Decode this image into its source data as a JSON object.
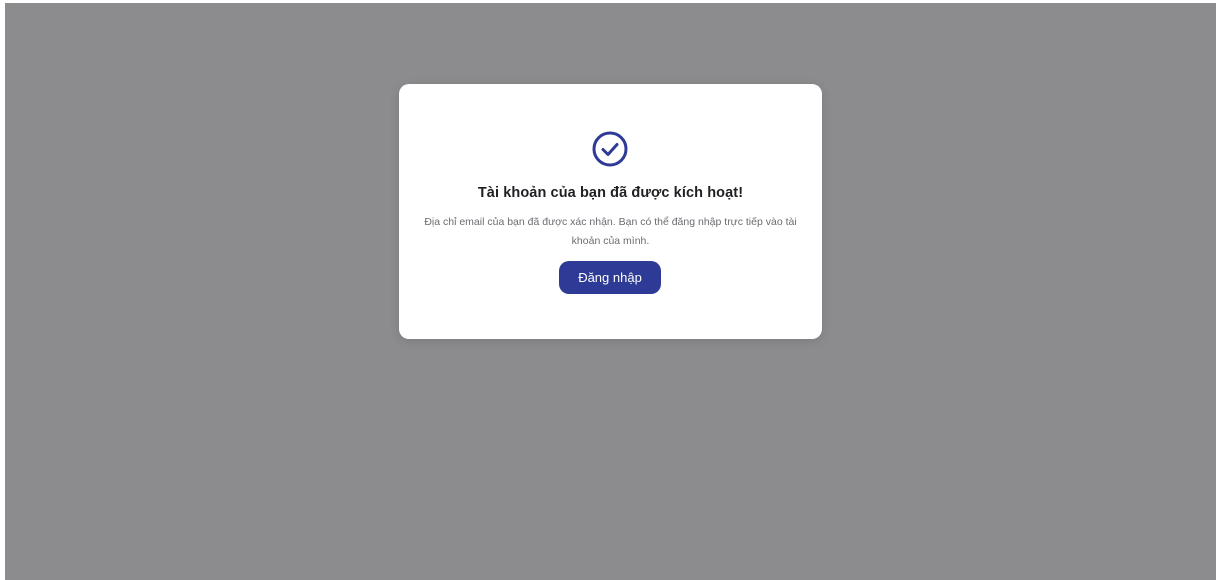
{
  "overlay": {
    "color": "#8c8c8e"
  },
  "modal": {
    "icon": "check-circle-icon",
    "icon_color": "#2d3a96",
    "title": "Tài khoản của bạn đã được kích hoạt!",
    "message": "Địa chỉ email của bạn đã được xác nhận. Bạn có thể đăng nhập trực tiếp vào tài khoản của mình.",
    "login_button_label": "Đăng nhập",
    "button_color": "#2d3a96"
  }
}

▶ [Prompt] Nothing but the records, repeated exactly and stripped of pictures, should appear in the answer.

▶ [Result]
Decode this image into its source data as a JSON object.
{
  "overlay": {
    "color": "#8c8c8e"
  },
  "modal": {
    "icon": "check-circle-icon",
    "icon_color": "#2d3a96",
    "title": "Tài khoản của bạn đã được kích hoạt!",
    "message": "Địa chỉ email của bạn đã được xác nhận. Bạn có thể đăng nhập trực tiếp vào tài khoản của mình.",
    "login_button_label": "Đăng nhập",
    "button_color": "#2d3a96"
  }
}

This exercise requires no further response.